To ask the Chancellor of the Exchequer
(1) if he will estimate the impact of the introduction of strip stamps upon the competitiveness of UK distillers, with particular reference to the Scotch whisky sector;
(2) what estimate he has made of the effect on the cost of packaging for UK distillers of the introduction of strip stamps; and what estimate he has made of a consequent impact upon consumer prices;
(3) what estimate he has made of the impact of the introduction of strip stamps upon the efficiency of the UK distilling sector, with particular reference to Scotch whisky distillers;
(4) how many strip stamps he estimates UK distillers will need to purchase each year; and if he will estimate the impact of this cost upon (a) employment and (b) profitability in the UK;
(5) how many jobs he expects to be (a) eliminated and (b) created by the introduction of strip stamps; and what estimate he has made of possible impact upon consumer prices.
The Government announced in the Budget that, owing to continued high levels of spirits duty fraud, it would legislate to implement the Roques report recommendation to introduce tax stamps for spirits. In doing so, the Government will help the trade financially with compliance costs by deferring payment for tax stamps, assisting firms with capital investment and freezing spirits duty for the remainder of this Parliament. Further announcements will be made once detailed options have been considered in discussion with the trade.

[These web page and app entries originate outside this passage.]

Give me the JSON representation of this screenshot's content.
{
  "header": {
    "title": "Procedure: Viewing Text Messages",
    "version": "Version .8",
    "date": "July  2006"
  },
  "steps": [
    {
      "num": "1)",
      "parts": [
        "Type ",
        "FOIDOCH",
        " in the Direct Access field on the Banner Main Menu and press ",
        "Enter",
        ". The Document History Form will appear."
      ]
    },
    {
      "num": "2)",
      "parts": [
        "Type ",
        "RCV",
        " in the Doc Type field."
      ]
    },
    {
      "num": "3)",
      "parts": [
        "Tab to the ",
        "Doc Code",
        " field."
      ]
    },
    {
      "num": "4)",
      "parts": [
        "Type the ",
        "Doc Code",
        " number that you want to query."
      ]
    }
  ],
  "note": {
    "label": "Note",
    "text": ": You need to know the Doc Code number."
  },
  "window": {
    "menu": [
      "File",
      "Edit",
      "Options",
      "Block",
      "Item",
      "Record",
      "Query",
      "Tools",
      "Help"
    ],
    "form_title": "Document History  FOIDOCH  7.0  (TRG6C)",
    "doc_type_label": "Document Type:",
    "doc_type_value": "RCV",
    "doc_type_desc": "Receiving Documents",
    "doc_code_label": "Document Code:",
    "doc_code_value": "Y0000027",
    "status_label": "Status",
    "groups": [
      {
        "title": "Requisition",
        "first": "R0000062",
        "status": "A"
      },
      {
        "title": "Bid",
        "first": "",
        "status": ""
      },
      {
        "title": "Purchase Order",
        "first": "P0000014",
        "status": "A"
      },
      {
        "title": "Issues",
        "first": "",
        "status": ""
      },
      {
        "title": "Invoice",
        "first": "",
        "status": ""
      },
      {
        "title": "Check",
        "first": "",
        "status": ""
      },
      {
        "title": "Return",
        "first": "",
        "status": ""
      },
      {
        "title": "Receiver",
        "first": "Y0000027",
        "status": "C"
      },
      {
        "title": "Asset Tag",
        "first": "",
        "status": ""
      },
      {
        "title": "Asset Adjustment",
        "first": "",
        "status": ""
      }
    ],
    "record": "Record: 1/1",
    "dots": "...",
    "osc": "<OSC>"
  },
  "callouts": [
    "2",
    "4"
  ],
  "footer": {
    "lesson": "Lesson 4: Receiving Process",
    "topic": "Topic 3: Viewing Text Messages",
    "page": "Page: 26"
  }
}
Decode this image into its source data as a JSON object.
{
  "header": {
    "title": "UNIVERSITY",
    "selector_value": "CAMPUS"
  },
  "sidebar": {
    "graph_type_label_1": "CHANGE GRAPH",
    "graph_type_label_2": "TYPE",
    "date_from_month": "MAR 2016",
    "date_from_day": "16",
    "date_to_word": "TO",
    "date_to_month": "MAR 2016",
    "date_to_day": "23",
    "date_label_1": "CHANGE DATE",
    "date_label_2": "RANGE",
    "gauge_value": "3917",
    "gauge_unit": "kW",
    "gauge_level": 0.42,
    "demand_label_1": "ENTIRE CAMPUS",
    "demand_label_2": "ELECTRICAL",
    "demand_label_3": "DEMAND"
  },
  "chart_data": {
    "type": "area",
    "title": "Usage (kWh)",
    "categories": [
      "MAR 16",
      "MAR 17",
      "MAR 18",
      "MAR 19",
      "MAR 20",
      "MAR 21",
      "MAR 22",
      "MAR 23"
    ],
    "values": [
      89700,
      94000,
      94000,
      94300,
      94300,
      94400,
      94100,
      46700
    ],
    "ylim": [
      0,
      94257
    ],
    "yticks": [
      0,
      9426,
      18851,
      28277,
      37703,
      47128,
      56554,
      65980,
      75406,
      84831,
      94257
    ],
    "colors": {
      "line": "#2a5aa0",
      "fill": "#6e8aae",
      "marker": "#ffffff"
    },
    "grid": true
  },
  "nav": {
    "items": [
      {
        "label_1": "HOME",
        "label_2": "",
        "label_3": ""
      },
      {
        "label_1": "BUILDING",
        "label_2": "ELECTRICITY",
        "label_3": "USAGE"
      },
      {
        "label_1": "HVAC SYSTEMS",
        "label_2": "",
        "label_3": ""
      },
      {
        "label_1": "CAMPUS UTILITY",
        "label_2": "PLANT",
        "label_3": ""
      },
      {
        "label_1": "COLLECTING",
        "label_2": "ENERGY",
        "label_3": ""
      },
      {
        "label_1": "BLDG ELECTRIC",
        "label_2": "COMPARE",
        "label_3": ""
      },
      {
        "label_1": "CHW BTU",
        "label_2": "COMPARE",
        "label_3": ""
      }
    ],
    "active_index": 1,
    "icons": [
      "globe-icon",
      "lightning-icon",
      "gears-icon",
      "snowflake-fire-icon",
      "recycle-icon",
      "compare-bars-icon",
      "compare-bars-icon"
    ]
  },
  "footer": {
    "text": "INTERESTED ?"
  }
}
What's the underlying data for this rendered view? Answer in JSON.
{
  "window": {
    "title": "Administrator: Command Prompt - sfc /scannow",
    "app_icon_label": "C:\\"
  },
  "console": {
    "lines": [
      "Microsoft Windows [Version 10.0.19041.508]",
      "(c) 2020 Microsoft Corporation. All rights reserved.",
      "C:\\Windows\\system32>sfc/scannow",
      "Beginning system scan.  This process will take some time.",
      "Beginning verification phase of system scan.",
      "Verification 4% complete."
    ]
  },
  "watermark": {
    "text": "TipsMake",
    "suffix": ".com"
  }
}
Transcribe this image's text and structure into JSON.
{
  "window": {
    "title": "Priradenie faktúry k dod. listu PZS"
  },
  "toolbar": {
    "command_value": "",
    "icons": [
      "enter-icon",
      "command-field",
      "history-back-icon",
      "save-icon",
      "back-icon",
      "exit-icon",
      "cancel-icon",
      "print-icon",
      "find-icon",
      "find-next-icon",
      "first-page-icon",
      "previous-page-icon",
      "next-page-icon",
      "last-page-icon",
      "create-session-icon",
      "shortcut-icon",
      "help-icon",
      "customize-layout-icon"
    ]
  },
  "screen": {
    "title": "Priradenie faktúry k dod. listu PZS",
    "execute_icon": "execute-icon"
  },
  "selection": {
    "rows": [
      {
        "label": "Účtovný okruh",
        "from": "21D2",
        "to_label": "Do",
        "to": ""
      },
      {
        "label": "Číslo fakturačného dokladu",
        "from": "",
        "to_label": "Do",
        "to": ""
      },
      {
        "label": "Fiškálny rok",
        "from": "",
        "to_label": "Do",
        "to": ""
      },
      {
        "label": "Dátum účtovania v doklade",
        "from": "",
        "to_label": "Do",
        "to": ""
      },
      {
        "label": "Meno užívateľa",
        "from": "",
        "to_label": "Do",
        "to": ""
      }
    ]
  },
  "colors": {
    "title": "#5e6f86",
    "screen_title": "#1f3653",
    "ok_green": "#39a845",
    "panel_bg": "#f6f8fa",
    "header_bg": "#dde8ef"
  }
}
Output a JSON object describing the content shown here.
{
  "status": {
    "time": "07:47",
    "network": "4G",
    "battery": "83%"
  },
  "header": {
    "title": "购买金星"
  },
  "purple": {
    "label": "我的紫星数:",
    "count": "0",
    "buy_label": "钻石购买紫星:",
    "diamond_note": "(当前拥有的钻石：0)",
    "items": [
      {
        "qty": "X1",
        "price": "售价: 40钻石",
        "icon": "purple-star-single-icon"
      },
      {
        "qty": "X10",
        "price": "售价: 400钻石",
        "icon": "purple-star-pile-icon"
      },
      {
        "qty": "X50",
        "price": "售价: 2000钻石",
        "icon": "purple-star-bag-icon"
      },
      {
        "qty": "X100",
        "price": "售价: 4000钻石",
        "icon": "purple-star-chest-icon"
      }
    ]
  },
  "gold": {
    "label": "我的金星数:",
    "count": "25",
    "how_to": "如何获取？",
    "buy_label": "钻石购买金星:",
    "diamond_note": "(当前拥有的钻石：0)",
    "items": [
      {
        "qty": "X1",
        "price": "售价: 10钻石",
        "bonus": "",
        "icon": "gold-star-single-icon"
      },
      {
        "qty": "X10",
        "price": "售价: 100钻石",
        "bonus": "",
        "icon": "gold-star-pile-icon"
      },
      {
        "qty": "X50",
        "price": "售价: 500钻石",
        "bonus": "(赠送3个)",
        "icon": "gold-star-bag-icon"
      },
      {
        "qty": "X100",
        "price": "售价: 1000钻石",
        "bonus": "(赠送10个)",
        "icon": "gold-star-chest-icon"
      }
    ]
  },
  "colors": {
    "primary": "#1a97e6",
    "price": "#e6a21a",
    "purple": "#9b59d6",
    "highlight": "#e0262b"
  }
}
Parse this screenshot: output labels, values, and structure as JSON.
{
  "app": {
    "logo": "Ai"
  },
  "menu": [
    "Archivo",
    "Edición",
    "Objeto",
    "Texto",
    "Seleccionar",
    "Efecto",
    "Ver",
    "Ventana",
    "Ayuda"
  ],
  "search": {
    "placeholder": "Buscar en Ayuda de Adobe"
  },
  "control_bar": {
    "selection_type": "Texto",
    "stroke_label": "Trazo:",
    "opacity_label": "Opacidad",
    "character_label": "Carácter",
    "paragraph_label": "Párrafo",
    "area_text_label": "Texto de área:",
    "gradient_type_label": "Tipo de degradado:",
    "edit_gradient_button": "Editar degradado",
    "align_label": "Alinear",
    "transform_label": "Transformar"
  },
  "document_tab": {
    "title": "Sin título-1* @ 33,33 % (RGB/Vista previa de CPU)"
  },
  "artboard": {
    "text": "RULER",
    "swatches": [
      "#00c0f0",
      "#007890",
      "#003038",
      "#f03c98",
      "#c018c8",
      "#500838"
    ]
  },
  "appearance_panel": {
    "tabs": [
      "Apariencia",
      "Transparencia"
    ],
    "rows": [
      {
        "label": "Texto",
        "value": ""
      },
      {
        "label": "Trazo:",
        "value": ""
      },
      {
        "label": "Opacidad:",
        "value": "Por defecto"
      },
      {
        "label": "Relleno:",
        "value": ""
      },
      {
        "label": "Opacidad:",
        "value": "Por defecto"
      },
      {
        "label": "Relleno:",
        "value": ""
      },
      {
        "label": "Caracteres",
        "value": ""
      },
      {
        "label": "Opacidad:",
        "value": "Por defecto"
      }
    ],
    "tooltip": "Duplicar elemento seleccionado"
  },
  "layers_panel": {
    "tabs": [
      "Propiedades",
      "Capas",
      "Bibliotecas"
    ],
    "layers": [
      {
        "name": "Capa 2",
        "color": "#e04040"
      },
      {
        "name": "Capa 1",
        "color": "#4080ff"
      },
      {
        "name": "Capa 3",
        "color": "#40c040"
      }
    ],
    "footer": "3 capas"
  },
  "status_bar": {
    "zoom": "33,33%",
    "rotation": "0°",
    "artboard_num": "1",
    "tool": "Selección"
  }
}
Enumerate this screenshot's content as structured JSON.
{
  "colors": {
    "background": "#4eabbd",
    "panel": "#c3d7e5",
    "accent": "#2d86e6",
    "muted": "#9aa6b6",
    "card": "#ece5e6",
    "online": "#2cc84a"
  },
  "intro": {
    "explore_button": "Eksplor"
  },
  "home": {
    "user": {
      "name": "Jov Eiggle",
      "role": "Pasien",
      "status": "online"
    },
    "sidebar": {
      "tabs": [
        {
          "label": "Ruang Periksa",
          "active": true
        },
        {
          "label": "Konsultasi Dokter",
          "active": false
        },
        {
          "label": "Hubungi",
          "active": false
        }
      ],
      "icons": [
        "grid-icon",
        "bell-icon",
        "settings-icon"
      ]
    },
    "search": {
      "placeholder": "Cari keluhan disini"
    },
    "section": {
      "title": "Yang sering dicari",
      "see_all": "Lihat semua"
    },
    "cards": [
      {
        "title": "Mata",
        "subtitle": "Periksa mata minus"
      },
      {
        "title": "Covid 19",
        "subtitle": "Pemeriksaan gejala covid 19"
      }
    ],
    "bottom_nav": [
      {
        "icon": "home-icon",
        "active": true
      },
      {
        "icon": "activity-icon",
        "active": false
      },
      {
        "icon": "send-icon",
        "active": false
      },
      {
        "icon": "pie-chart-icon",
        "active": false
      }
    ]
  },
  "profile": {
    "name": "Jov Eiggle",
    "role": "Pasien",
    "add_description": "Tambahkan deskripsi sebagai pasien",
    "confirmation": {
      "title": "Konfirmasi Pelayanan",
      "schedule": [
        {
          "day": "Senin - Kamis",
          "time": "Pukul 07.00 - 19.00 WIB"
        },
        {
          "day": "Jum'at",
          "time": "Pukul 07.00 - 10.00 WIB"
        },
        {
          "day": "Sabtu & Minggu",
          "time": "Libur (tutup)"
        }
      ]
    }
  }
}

A regulatory impact assessment, to be published alongside the Finance Bill, will set out the anticipated impacts, costs and benefits of the tax stamp regime. The impacts on compliance costs, competitiveness, employment and consumer prices will all depend on the detailed measures taken to implement tax stamps, on the measures the Government will introduce to offset the impact on legitimate business and on business decisions taken by companies involved in the spirits production and supply industry.